Citation: Ríos-López P, Molnar MT, Lizarazu M and Lallier M (2017) The Role of Slow Speech Amplitude Envelope for Speech Processing and Reading Development. Front. Psychol. 8:1497. doi: 10.3389/fpsyg.2017.01497
Received: 26 April 2017; Accepted: 18 August 2017;
Published: 31 August 2017.
Edited by:Jerker Rönnberg, Linköping University, Sweden
Reviewed by:Chloe Marshall, UCL Institute of Education, United Kingdom
Mariapaola D’Imperio, Aix-Marseille University, France
Copyright © 2017 Ríos-López, Molnar, Lizarazu and Lallier. This is an open-access article distributed under the terms of the Creative Commons Attribution License (CC BY). The use, distribution or reproduction in other forums is permitted, provided the original author(s) or licensor are credited and that the original publication in this journal is cited, in accordance with accepted academic practice. No use, distribution or reproduction is permitted which does not comply with these terms.
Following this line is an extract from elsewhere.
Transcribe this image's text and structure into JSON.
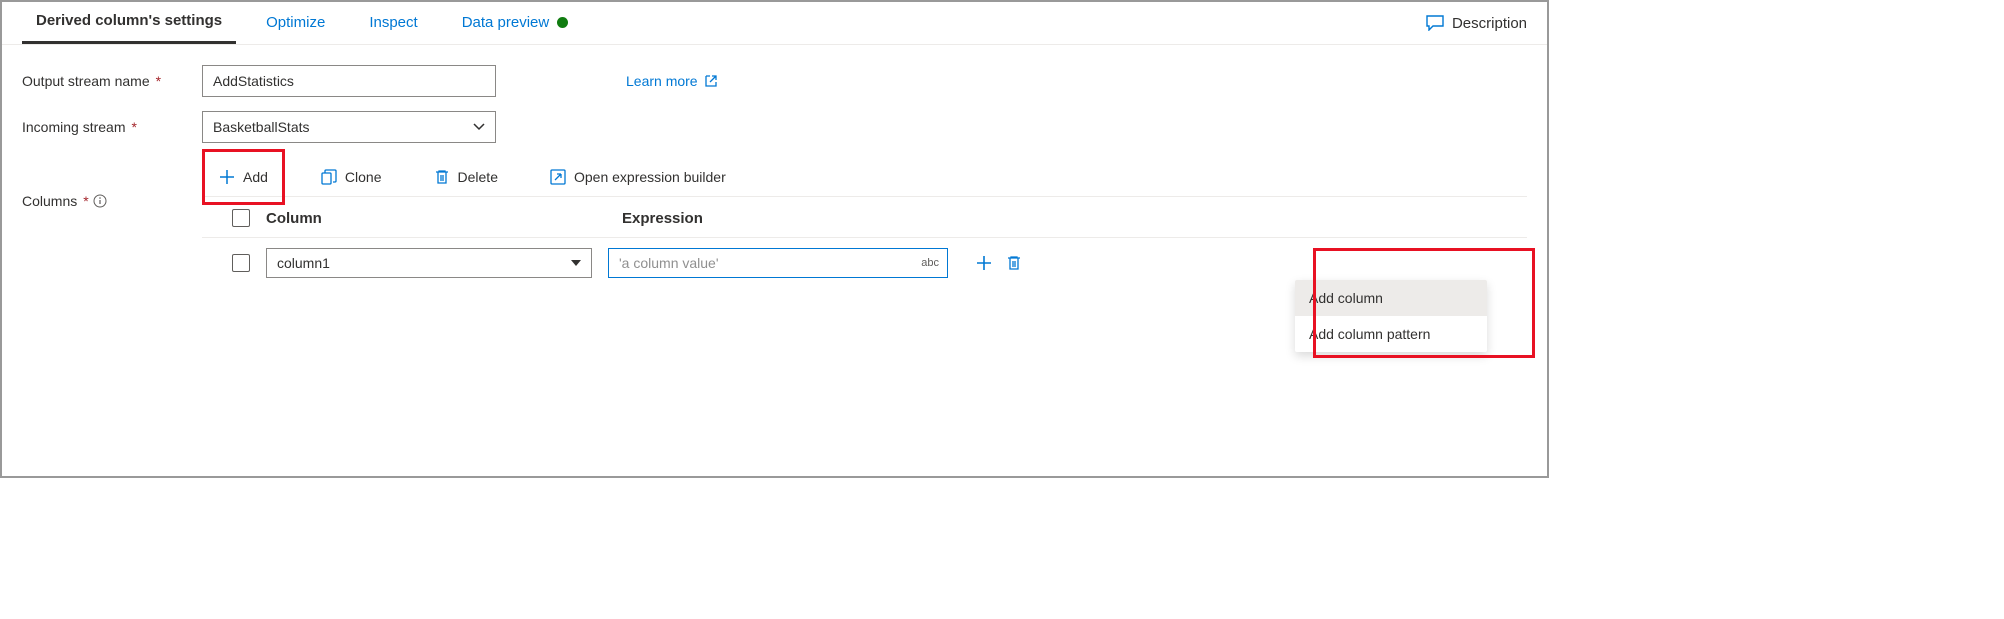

*Correspondence: Paula Ríos-López, email@example.com